**The task**: Scan the records for the word "Ankleshwar". Report each line where it occurs.

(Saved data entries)
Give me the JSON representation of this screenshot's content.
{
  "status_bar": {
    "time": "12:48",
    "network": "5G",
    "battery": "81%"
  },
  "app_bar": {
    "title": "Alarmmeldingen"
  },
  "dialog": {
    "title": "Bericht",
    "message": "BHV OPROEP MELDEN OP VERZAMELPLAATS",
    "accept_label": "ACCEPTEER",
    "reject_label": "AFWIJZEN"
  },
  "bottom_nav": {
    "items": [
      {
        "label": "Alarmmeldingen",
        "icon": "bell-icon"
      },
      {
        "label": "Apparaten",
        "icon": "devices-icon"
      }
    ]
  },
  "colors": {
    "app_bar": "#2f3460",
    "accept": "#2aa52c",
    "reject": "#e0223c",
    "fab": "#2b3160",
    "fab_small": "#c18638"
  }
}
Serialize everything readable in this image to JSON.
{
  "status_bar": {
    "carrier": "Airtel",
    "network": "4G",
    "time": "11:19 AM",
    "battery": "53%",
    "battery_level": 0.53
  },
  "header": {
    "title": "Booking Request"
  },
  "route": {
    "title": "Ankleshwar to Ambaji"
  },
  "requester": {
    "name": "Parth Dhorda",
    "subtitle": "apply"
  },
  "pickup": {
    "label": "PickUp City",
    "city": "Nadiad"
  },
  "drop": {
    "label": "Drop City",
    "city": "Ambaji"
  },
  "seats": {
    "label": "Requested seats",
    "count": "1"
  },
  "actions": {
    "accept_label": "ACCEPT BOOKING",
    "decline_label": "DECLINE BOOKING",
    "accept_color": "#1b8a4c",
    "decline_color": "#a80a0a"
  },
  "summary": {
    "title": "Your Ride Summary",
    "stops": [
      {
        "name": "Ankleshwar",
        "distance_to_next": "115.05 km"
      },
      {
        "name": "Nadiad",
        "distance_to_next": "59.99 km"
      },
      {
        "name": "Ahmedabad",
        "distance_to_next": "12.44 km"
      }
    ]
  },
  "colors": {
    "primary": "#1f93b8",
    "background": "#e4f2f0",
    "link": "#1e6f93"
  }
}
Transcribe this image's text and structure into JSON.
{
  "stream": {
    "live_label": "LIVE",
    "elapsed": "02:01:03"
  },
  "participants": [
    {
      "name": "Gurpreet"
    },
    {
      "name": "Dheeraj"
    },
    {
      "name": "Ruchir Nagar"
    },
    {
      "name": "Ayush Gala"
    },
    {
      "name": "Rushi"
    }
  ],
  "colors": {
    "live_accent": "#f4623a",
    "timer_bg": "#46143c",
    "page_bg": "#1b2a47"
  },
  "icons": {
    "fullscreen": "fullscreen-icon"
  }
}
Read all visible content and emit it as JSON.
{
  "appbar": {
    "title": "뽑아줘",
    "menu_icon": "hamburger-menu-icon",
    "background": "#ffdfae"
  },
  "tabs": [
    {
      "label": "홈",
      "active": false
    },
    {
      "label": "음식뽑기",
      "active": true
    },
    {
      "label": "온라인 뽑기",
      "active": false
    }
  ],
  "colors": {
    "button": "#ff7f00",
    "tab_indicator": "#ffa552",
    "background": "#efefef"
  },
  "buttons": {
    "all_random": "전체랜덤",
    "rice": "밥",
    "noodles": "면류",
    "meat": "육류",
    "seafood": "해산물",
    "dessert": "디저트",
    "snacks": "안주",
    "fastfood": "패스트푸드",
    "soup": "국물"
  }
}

**Answer to this task**:
    "title": "Ankleshwar to Ambaji"
        "name": "Ankleshwar",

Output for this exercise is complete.